▶ Activity
Without the images, output each record below as it stands.
-------
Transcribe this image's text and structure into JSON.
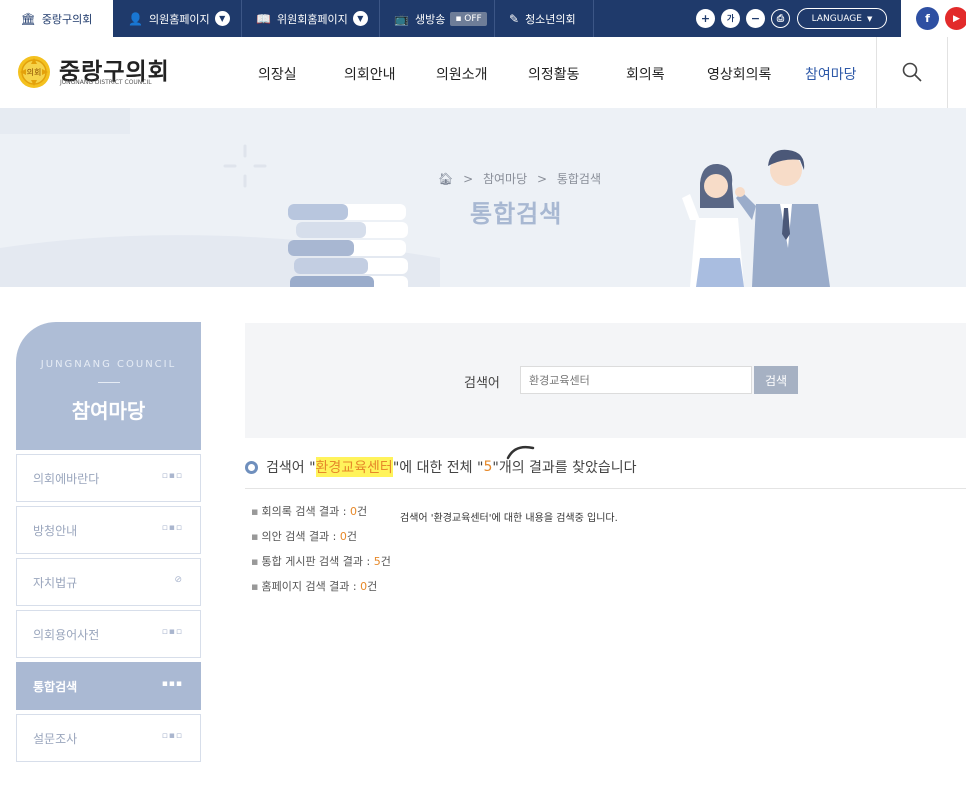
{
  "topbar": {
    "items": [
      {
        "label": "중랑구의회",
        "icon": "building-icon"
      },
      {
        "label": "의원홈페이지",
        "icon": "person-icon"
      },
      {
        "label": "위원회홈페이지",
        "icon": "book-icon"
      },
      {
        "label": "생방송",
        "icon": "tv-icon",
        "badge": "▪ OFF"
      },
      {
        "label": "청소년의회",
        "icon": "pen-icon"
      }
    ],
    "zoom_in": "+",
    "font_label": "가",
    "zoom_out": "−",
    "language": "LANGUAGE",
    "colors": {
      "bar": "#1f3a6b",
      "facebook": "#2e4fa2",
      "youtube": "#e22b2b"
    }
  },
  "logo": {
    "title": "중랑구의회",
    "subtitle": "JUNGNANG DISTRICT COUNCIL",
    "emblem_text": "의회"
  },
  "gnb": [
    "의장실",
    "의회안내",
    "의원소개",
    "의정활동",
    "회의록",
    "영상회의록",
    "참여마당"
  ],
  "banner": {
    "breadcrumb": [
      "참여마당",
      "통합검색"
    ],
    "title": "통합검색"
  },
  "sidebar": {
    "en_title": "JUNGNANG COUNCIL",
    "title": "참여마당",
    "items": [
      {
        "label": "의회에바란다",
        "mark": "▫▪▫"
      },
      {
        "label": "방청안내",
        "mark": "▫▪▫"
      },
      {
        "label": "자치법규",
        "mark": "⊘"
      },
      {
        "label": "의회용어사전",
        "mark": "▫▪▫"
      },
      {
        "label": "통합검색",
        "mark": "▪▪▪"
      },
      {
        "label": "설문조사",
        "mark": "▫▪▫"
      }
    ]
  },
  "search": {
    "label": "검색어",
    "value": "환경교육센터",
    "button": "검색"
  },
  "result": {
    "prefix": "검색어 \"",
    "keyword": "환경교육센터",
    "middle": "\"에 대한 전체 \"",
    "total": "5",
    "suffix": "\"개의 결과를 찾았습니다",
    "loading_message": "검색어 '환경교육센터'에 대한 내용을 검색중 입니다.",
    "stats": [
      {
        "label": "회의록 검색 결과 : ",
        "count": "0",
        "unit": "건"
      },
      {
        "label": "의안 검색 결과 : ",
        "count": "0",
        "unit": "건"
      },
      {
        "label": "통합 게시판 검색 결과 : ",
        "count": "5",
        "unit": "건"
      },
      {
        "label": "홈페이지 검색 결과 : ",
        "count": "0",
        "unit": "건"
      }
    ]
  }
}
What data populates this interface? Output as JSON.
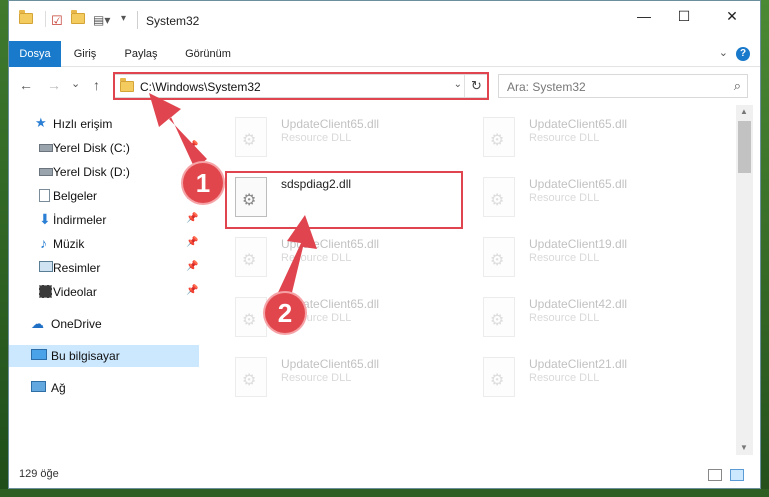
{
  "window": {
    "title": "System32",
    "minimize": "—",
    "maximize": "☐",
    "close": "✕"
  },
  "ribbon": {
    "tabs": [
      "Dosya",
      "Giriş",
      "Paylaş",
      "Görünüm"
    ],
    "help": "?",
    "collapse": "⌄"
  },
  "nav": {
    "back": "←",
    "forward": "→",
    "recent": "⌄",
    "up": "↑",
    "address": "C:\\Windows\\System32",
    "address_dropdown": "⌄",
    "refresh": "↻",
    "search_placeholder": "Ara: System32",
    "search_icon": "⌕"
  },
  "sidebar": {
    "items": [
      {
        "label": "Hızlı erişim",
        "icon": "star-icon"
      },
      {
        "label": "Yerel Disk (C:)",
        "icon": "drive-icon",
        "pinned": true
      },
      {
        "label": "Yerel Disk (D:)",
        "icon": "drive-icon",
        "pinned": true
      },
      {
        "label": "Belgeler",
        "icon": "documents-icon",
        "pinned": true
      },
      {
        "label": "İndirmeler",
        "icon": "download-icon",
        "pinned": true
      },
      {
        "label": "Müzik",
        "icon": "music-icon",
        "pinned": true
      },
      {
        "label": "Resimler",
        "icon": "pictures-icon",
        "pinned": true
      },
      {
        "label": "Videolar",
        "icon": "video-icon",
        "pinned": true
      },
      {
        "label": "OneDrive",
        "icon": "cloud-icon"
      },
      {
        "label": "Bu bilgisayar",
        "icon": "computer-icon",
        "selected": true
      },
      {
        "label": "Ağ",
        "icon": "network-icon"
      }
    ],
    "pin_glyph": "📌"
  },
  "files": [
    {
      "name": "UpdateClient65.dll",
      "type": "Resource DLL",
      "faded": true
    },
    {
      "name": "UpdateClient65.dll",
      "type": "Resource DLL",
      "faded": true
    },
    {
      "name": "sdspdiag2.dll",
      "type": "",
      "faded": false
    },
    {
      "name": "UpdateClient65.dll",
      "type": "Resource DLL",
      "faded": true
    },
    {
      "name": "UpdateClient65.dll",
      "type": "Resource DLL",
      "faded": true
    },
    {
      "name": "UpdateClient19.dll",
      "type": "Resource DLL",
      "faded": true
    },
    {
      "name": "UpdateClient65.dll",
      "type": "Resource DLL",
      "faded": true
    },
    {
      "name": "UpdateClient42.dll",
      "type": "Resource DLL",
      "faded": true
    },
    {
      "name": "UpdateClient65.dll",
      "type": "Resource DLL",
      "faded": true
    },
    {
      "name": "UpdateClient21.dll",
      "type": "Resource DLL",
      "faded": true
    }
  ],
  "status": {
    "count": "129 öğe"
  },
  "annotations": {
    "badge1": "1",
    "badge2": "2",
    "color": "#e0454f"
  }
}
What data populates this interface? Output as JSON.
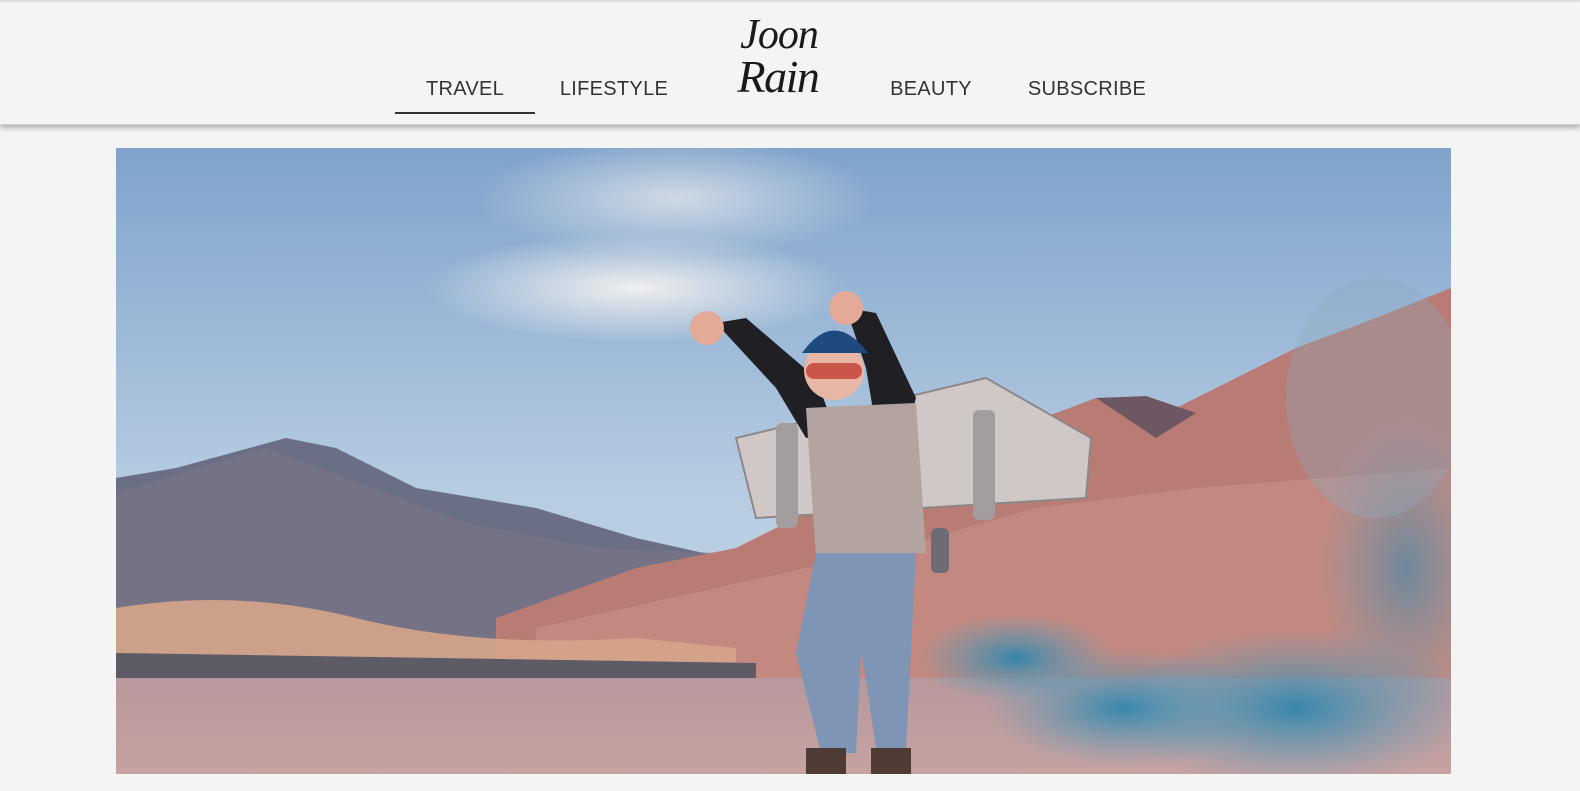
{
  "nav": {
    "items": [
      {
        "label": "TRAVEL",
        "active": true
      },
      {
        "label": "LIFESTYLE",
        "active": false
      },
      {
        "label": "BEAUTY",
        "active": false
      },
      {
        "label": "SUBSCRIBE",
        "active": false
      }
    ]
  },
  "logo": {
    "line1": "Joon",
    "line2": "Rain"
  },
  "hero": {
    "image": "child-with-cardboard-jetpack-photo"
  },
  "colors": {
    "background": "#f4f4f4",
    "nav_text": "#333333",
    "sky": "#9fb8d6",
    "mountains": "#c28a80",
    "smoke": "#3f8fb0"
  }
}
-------
▶ Response to the exercise
Transcribe this image's text and structure into JSON.
{
  "topbar": {
    "items": [
      {
        "label": "중랑구의회",
        "icon": "building-icon"
      },
      {
        "label": "의원홈페이지",
        "icon": "person-icon"
      },
      {
        "label": "위원회홈페이지",
        "icon": "book-icon"
      },
      {
        "label": "생방송",
        "icon": "tv-icon",
        "badge": "▪ OFF"
      },
      {
        "label": "청소년의회",
        "icon": "pen-icon"
      }
    ],
    "zoom_in": "+",
    "font_label": "가",
    "zoom_out": "−",
    "language": "LANGUAGE",
    "colors": {
      "bar": "#1f3a6b",
      "facebook": "#2e4fa2",
      "youtube": "#e22b2b"
    }
  },
  "logo": {
    "title": "중랑구의회",
    "subtitle": "JUNGNANG DISTRICT COUNCIL",
    "emblem_text": "의회"
  },
  "gnb": [
    "의장실",
    "의회안내",
    "의원소개",
    "의정활동",
    "회의록",
    "영상회의록",
    "참여마당"
  ],
  "banner": {
    "breadcrumb": [
      "참여마당",
      "통합검색"
    ],
    "title": "통합검색"
  },
  "sidebar": {
    "en_title": "JUNGNANG COUNCIL",
    "title": "참여마당",
    "items": [
      {
        "label": "의회에바란다",
        "mark": "▫▪▫"
      },
      {
        "label": "방청안내",
        "mark": "▫▪▫"
      },
      {
        "label": "자치법규",
        "mark": "⊘"
      },
      {
        "label": "의회용어사전",
        "mark": "▫▪▫"
      },
      {
        "label": "통합검색",
        "mark": "▪▪▪"
      },
      {
        "label": "설문조사",
        "mark": "▫▪▫"
      }
    ]
  },
  "search": {
    "label": "검색어",
    "value": "환경교육센터",
    "button": "검색"
  },
  "result": {
    "prefix": "검색어 \"",
    "keyword": "환경교육센터",
    "middle": "\"에 대한 전체 \"",
    "total": "5",
    "suffix": "\"개의 결과를 찾았습니다",
    "loading_message": "검색어 '환경교육센터'에 대한 내용을 검색중 입니다.",
    "stats": [
      {
        "label": "회의록 검색 결과 : ",
        "count": "0",
        "unit": "건"
      },
      {
        "label": "의안 검색 결과 : ",
        "count": "0",
        "unit": "건"
      },
      {
        "label": "통합 게시판 검색 결과 : ",
        "count": "5",
        "unit": "건"
      },
      {
        "label": "홈페이지 검색 결과 : ",
        "count": "0",
        "unit": "건"
      }
    ]
  }
}
What data populates this interface? Output as JSON.
{
  "window": {
    "title": "System32",
    "minimize": "—",
    "maximize": "☐",
    "close": "✕"
  },
  "ribbon": {
    "tabs": [
      "Dosya",
      "Giriş",
      "Paylaş",
      "Görünüm"
    ],
    "help": "?",
    "collapse": "⌄"
  },
  "nav": {
    "back": "←",
    "forward": "→",
    "recent": "⌄",
    "up": "↑",
    "address": "C:\\Windows\\System32",
    "address_dropdown": "⌄",
    "refresh": "↻",
    "search_placeholder": "Ara: System32",
    "search_icon": "⌕"
  },
  "sidebar": {
    "items": [
      {
        "label": "Hızlı erişim",
        "icon": "star-icon"
      },
      {
        "label": "Yerel Disk (C:)",
        "icon": "drive-icon",
        "pinned": true
      },
      {
        "label": "Yerel Disk (D:)",
        "icon": "drive-icon",
        "pinned": true
      },
      {
        "label": "Belgeler",
        "icon": "documents-icon",
        "pinned": true
      },
      {
        "label": "İndirmeler",
        "icon": "download-icon",
        "pinned": true
      },
      {
        "label": "Müzik",
        "icon": "music-icon",
        "pinned": true
      },
      {
        "label": "Resimler",
        "icon": "pictures-icon",
        "pinned": true
      },
      {
        "label": "Videolar",
        "icon": "video-icon",
        "pinned": true
      },
      {
        "label": "OneDrive",
        "icon": "cloud-icon"
      },
      {
        "label": "Bu bilgisayar",
        "icon": "computer-icon",
        "selected": true
      },
      {
        "label": "Ağ",
        "icon": "network-icon"
      }
    ],
    "pin_glyph": "📌"
  },
  "files": [
    {
      "name": "UpdateClient65.dll",
      "type": "Resource DLL",
      "faded": true
    },
    {
      "name": "UpdateClient65.dll",
      "type": "Resource DLL",
      "faded": true
    },
    {
      "name": "sdspdiag2.dll",
      "type": "",
      "faded": false
    },
    {
      "name": "UpdateClient65.dll",
      "type": "Resource DLL",
      "faded": true
    },
    {
      "name": "UpdateClient65.dll",
      "type": "Resource DLL",
      "faded": true
    },
    {
      "name": "UpdateClient19.dll",
      "type": "Resource DLL",
      "faded": true
    },
    {
      "name": "UpdateClient65.dll",
      "type": "Resource DLL",
      "faded": true
    },
    {
      "name": "UpdateClient42.dll",
      "type": "Resource DLL",
      "faded": true
    },
    {
      "name": "UpdateClient65.dll",
      "type": "Resource DLL",
      "faded": true
    },
    {
      "name": "UpdateClient21.dll",
      "type": "Resource DLL",
      "faded": true
    }
  ],
  "status": {
    "count": "129 öğe"
  },
  "annotations": {
    "badge1": "1",
    "badge2": "2",
    "color": "#e0454f"
  }
}
What data populates this interface? Output as JSON.
{
  "nav": {
    "items": [
      {
        "label": "TRAVEL",
        "active": true
      },
      {
        "label": "LIFESTYLE",
        "active": false
      },
      {
        "label": "BEAUTY",
        "active": false
      },
      {
        "label": "SUBSCRIBE",
        "active": false
      }
    ]
  },
  "logo": {
    "line1": "Joon",
    "line2": "Rain"
  },
  "hero": {
    "image": "child-with-cardboard-jetpack-photo"
  },
  "colors": {
    "background": "#f4f4f4",
    "nav_text": "#333333",
    "sky": "#9fb8d6",
    "mountains": "#c28a80",
    "smoke": "#3f8fb0"
  }
}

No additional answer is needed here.